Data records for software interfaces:
= = = =

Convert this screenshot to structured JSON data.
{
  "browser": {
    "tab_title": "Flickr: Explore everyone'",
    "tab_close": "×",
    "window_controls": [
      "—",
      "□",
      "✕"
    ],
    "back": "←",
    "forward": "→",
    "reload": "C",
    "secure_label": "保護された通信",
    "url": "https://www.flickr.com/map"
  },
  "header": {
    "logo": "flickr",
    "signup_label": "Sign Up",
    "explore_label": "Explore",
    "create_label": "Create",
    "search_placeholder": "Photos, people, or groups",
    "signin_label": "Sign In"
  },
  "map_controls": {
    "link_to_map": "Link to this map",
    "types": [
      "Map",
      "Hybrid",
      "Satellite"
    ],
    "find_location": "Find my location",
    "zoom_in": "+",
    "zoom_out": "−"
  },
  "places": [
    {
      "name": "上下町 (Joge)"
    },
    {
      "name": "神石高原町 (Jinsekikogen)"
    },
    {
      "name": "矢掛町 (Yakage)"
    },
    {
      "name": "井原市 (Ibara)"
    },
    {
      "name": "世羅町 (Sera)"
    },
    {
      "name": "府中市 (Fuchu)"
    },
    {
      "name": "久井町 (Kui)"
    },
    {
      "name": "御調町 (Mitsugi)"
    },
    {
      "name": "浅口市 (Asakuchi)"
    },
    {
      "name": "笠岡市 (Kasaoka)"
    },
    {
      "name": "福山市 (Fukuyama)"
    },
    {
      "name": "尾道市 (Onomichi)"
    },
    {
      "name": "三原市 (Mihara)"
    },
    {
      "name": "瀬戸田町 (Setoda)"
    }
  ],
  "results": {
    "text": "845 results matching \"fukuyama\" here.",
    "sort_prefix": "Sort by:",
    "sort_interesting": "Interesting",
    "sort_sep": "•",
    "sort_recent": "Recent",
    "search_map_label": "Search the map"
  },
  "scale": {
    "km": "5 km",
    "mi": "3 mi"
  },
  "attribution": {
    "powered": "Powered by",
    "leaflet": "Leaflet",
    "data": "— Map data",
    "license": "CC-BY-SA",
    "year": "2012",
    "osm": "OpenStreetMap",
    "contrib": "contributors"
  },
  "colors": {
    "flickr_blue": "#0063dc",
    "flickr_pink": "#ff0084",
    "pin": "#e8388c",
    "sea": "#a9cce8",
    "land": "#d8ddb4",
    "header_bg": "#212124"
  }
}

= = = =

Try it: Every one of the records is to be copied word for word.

Your response:
Convert this screenshot to structured JSON data.
{
  "browser": {
    "tab_title": "Flickr: Explore everyone'",
    "tab_close": "×",
    "window_controls": [
      "—",
      "□",
      "✕"
    ],
    "back": "←",
    "forward": "→",
    "reload": "C",
    "secure_label": "保護された通信",
    "url": "https://www.flickr.com/map"
  },
  "header": {
    "logo": "flickr",
    "signup_label": "Sign Up",
    "explore_label": "Explore",
    "create_label": "Create",
    "search_placeholder": "Photos, people, or groups",
    "signin_label": "Sign In"
  },
  "map_controls": {
    "link_to_map": "Link to this map",
    "types": [
      "Map",
      "Hybrid",
      "Satellite"
    ],
    "find_location": "Find my location",
    "zoom_in": "+",
    "zoom_out": "−"
  },
  "places": [
    {
      "name": "上下町 (Joge)"
    },
    {
      "name": "神石高原町 (Jinsekikogen)"
    },
    {
      "name": "矢掛町 (Yakage)"
    },
    {
      "name": "井原市 (Ibara)"
    },
    {
      "name": "世羅町 (Sera)"
    },
    {
      "name": "府中市 (Fuchu)"
    },
    {
      "name": "久井町 (Kui)"
    },
    {
      "name": "御調町 (Mitsugi)"
    },
    {
      "name": "浅口市 (Asakuchi)"
    },
    {
      "name": "笠岡市 (Kasaoka)"
    },
    {
      "name": "福山市 (Fukuyama)"
    },
    {
      "name": "尾道市 (Onomichi)"
    },
    {
      "name": "三原市 (Mihara)"
    },
    {
      "name": "瀬戸田町 (Setoda)"
    }
  ],
  "results": {
    "text": "845 results matching \"fukuyama\" here.",
    "sort_prefix": "Sort by:",
    "sort_interesting": "Interesting",
    "sort_sep": "•",
    "sort_recent": "Recent",
    "search_map_label": "Search the map"
  },
  "scale": {
    "km": "5 km",
    "mi": "3 mi"
  },
  "attribution": {
    "powered": "Powered by",
    "leaflet": "Leaflet",
    "data": "— Map data",
    "license": "CC-BY-SA",
    "year": "2012",
    "osm": "OpenStreetMap",
    "contrib": "contributors"
  },
  "colors": {
    "flickr_blue": "#0063dc",
    "flickr_pink": "#ff0084",
    "pin": "#e8388c",
    "sea": "#a9cce8",
    "land": "#d8ddb4",
    "header_bg": "#212124"
  }
}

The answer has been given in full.